Type 2 diabetes, while a chronic disease, can lead to significant complications, but as our study shows, can be controlled and even reversed.”

The study was published in Diabetic Medicine (Dambha-Miller et al., 2019).

The Fruit That Helps Weight Loss And Prevents Diabetes

A compound found only in this food can help stop type 2 diabetes and fight obesity.

A compound found only in this food can help stop type 2 diabetes and fight obesity.

Avocados contain a fat molecule that could help prevent diabetes and maintain healthy weight by improving blood glucose levels, glucose metabolism, and insulin sensitivity.

Avocatin B (AvoB), which is found only in avocados, has the ability to counter incomplete oxidation processes in the muscles and pancreas and lowers insulin levels.

Participants in this study were given an AvoB dietary supplement alongside eating a Western diet.

The results showed that those who were on AvoB supplements lost weight and improved insulin sensitivity with no adverse effect on skeletal muscle, liver or the kidneys.

More than one-in-three of US, British and Canadian teenagers and adults are overweight or obese, which in turn can lead to type 2 diabetes.

The insulin hormone sends a signal to the body to grab glucose and use it as a fuel for energy.

But people with diabetes are insulin resistant meaning their body cannot properly remove the blood glucose.

Those problems can result in poor fat metabolism and increased fatty acids (fat accumulation) in the insulin sensitive tissues such as liver and muscles.

Fatty acid breakdown occurs in the mitochondria, tiny cells known as powerhouses since they generate energy in the body.

In normal situations, the body burns the fat through the fatty acid oxidation process but diabetes or obesity blocks this process and fat oxidation won’t be completed.

The study shows that AvoB in avocados can counter the incomplete oxidation process in the pancreas and skeletal muscle.

Professor Paul Spagnuolo, the study’s leader, said:

“Eating avocados alone would likely be ineffective, as the amount of natural avocatin B varies widely in the fruit and we still do not fully understand exactly how it is digested and absorbed when we consume a whole avocado.

Although avocados have been touted as a weight-loss food.”

Mr Nawaz Ahmed, the study’s first author, said:

“We advocate healthy eating and exercise as solutions to the problem, but that’s difficult for some people. We’ve known this for decades, and obesity and diabetes are still a significant health problem.”
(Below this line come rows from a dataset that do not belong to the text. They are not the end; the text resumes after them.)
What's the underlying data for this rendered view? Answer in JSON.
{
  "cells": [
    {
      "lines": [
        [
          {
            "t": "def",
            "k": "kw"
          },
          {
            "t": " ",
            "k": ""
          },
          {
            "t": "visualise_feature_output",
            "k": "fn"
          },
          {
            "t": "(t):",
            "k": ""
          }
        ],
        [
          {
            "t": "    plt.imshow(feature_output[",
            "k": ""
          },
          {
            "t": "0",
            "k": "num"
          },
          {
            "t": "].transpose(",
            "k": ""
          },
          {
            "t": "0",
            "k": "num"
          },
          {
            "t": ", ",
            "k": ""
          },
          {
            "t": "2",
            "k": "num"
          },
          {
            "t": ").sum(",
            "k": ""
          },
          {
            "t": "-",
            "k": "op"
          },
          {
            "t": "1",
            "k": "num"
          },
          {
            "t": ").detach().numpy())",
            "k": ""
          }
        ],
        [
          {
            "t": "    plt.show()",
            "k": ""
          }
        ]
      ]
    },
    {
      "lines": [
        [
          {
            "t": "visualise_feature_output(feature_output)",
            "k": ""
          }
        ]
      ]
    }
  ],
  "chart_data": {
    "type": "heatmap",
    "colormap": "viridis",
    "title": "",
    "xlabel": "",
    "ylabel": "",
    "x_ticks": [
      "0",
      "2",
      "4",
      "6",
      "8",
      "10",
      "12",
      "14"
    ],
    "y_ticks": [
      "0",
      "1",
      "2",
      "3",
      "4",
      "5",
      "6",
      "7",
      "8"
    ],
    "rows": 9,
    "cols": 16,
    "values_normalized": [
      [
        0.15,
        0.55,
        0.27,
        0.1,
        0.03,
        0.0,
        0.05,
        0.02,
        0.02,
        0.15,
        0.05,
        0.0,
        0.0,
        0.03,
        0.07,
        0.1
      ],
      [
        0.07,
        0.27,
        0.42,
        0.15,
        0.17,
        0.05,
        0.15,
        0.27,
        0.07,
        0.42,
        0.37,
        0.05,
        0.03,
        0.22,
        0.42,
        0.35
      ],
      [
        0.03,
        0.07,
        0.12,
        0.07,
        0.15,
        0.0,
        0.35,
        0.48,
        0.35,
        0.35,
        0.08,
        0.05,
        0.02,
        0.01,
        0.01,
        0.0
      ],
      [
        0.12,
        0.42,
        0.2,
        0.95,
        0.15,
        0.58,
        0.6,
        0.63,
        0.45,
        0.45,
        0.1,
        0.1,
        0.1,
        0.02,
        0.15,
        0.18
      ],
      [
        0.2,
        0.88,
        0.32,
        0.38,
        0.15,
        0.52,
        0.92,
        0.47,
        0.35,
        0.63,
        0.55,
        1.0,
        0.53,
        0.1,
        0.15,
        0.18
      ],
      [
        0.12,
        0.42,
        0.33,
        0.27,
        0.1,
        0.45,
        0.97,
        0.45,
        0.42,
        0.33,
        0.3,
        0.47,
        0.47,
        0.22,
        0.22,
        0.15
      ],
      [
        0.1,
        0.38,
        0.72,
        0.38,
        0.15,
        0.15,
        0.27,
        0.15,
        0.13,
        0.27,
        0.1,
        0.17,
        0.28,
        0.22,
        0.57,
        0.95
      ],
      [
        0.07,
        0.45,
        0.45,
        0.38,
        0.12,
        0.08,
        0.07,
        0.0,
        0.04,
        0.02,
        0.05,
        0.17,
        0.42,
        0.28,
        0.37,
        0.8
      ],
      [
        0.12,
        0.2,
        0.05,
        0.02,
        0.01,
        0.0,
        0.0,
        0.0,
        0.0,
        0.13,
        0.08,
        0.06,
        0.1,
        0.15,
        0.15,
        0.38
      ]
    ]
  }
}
The study was published in Molecular Nutrition & Food Research (Ahmed et al., 2019).

Get free email updates

Join the free PsyBlog mailing list. No spam, ever.